Required action
Report every line of the listing below in which the string "layer" appears.

Provided records

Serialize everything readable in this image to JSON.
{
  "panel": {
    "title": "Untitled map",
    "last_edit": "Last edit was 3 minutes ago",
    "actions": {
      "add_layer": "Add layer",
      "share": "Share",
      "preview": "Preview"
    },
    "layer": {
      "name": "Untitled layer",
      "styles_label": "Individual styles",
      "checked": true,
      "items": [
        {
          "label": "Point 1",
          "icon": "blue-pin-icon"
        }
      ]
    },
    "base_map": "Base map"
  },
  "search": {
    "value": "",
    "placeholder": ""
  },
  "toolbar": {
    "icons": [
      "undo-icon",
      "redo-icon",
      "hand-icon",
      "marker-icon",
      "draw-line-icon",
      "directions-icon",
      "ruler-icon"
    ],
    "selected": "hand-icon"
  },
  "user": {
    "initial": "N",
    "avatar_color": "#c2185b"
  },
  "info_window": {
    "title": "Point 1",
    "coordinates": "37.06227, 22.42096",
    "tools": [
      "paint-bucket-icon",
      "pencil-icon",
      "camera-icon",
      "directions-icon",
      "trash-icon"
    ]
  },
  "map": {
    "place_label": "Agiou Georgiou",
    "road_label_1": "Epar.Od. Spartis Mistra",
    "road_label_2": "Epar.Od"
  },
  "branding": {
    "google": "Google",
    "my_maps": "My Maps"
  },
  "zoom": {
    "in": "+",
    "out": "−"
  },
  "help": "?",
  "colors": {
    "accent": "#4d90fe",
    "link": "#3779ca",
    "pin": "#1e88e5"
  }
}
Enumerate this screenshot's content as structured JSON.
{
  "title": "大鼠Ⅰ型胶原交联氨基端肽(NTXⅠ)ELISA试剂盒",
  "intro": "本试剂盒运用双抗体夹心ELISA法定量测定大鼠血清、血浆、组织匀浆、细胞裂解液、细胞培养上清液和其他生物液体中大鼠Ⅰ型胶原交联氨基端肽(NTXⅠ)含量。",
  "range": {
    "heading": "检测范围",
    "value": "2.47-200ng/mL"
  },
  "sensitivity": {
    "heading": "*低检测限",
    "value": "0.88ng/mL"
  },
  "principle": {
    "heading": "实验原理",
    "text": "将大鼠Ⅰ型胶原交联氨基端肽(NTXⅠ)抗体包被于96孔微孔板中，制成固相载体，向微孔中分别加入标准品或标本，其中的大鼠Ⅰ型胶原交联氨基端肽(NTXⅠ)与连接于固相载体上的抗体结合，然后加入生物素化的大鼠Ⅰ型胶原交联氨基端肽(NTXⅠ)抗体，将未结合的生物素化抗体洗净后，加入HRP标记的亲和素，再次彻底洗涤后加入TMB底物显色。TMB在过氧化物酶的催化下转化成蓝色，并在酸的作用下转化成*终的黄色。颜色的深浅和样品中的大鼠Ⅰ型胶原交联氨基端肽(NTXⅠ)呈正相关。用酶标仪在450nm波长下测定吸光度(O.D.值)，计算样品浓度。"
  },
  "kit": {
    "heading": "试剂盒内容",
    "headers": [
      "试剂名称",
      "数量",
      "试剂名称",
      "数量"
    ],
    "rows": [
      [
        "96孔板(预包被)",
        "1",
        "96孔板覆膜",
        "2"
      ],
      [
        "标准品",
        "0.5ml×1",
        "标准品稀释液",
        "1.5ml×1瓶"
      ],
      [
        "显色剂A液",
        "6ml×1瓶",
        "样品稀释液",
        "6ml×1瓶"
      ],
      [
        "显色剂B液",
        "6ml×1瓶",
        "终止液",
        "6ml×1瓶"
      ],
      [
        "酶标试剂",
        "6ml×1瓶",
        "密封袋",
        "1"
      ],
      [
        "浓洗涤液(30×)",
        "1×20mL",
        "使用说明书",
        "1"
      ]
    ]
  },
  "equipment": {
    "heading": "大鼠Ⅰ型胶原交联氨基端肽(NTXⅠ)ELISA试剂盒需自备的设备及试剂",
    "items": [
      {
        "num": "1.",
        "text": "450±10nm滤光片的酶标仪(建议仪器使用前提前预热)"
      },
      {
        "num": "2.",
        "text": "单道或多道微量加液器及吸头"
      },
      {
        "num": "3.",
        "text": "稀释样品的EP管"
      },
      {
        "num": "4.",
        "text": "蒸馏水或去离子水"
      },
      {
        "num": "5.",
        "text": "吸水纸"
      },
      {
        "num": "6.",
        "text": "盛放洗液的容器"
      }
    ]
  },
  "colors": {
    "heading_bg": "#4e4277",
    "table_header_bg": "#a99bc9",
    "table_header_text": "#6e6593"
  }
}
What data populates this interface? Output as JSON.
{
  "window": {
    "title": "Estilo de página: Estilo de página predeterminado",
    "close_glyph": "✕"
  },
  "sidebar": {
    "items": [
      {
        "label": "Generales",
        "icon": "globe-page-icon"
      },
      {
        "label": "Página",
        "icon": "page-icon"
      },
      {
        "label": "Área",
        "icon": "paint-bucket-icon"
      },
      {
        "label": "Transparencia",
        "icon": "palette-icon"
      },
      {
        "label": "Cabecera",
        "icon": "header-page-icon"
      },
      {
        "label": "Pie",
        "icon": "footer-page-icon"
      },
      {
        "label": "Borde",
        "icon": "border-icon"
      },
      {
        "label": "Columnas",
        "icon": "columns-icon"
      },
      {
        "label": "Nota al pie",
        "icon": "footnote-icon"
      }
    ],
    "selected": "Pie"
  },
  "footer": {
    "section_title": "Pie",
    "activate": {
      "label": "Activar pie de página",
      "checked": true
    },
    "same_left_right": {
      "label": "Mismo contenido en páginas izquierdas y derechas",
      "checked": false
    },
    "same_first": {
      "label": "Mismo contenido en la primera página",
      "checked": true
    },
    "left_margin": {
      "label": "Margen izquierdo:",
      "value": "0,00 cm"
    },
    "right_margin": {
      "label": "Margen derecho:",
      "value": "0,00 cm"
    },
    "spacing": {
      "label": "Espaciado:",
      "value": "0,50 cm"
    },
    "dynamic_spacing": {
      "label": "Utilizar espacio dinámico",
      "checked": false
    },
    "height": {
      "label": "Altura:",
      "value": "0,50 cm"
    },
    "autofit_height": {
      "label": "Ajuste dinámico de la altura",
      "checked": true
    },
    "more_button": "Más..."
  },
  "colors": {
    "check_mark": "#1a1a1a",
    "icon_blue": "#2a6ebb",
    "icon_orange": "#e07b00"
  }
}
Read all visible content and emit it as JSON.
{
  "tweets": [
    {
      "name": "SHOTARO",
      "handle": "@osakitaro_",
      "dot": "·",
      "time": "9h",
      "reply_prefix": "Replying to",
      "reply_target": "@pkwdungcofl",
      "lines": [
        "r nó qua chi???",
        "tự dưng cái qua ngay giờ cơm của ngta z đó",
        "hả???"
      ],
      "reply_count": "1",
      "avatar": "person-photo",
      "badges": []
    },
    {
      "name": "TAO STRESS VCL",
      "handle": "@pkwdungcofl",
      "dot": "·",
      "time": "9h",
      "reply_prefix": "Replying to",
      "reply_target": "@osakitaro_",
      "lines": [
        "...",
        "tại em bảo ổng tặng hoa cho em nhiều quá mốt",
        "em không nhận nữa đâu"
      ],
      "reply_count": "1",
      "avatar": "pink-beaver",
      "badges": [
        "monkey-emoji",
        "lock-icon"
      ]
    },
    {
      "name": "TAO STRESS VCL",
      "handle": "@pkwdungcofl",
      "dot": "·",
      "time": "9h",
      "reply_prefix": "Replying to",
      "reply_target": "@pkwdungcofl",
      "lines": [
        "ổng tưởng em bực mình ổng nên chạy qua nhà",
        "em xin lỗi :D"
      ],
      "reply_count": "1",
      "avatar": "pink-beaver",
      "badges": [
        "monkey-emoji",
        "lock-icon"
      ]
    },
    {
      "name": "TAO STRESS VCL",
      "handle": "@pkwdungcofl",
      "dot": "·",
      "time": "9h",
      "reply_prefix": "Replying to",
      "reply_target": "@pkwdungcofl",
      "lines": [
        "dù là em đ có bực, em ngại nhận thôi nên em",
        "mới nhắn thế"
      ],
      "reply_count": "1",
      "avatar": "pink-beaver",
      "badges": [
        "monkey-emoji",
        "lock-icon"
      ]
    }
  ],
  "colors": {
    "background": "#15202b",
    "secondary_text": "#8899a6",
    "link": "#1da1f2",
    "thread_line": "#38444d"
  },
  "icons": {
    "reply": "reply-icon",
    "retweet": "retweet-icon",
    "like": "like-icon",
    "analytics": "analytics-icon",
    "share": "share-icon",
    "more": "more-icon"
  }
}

Response box
      "add_layer": "Add layer",
    "layer": {
      "name": "Untitled layer",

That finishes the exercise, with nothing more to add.